Right after surgery, we found that Chip’s cortisol levels were very low. This is likely due to him previously having an adrenalectomy (adrenal gland removal), leaving him with only one adrenal gland. Adrenal glands are small, triangle-shaped glands that sit above the kidneys. They are called “adrenal glands” because one of their functions is to release adrenaline, a.k.a. epinephrine. Adrenal glands also release a hormone called cortisol. If your cortisol levels are low you are not able to respond to stress very well. Oftentimes, we see low cortisol levels in dogs who have a disease called Addison’s Disease, which is a life-long (but treatable!) disease. Sometimes, in very sick patients like Chip, they develop a transient disease called Relative Adrenal Insufficiency (RAI) or Critical Illness Related Corticosteroid Insufficiency (CIRCI). Fortunately, the treatment can be fairly simple…steroids! Chip was started on injectable steroids and his norepinephrine and sugar supplementation were then able to be decreased and subsequently discontinued.
After surgery, Chip was unfortunately still in a comatose state. In discussing with his family that his numbers are improving, we had to address the hard truth that Chip might not ever wake up. His condition could be due to brain damage sustained from how low his blood sugar and blood pressure were initially. Since Chip was otherwise improving, his care was continued in the hopes that he just needed more time. Chip was getting IV fluids, antibiotics, heparin to prevent unwanted blood clots to his brain/lungs/limbs, food through a feeding tube, and a urinary catheter to keep him clean. Additionally, with the help of Sam Blake, our Certified Canine Rehabilitation Practitioner (CCRP) from our Physical Rehabilitation department, Chip was being treated to keep his limbs and joints healthy and prevent pressure sores while he was immobile.
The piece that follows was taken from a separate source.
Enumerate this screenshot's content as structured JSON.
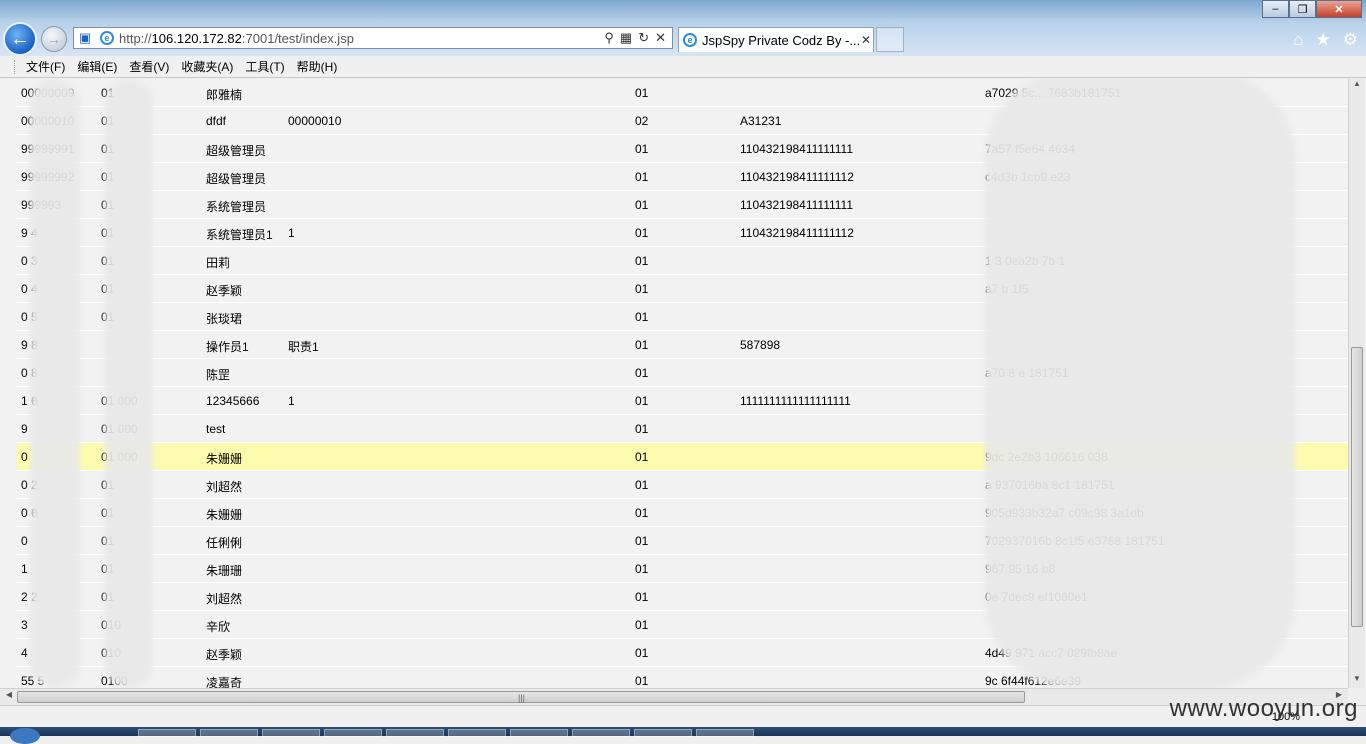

Quite suddenly, Chip woke up! While he was still unable to get up and move around on his own and had pretty bad tremors, he was awake and hungry! (When discussing his feeding tube placement, Chip’s family actually stated that “If Chip is awake, he’ll be hungry”). We continued rehabilitation with him to encourage muscle strength and coordination. Chip continued to eat and take his medications and his blood values improved significantly. He proved his family correct that he still had a lot of life left in him. Then, during one overnight shift, he got up on his own and walked out of his cage to explore the ICU. He was still weak and had tremors, but this was a shocking change and had the overnight staff floored.
Chip was discharged a few days later with continued rehabilitation instructions for his family at home. He has been following up with his long-term team in Richmond and is doing great! His family reports that you wouldn’t even know he was ever sick. Sometimes it takes a village, or in this case, an entire hospital to treat our patients. The staff at Virginia Veterinary Centers in Fredericksburg were happy to have been able to provide this care to Chip and his family.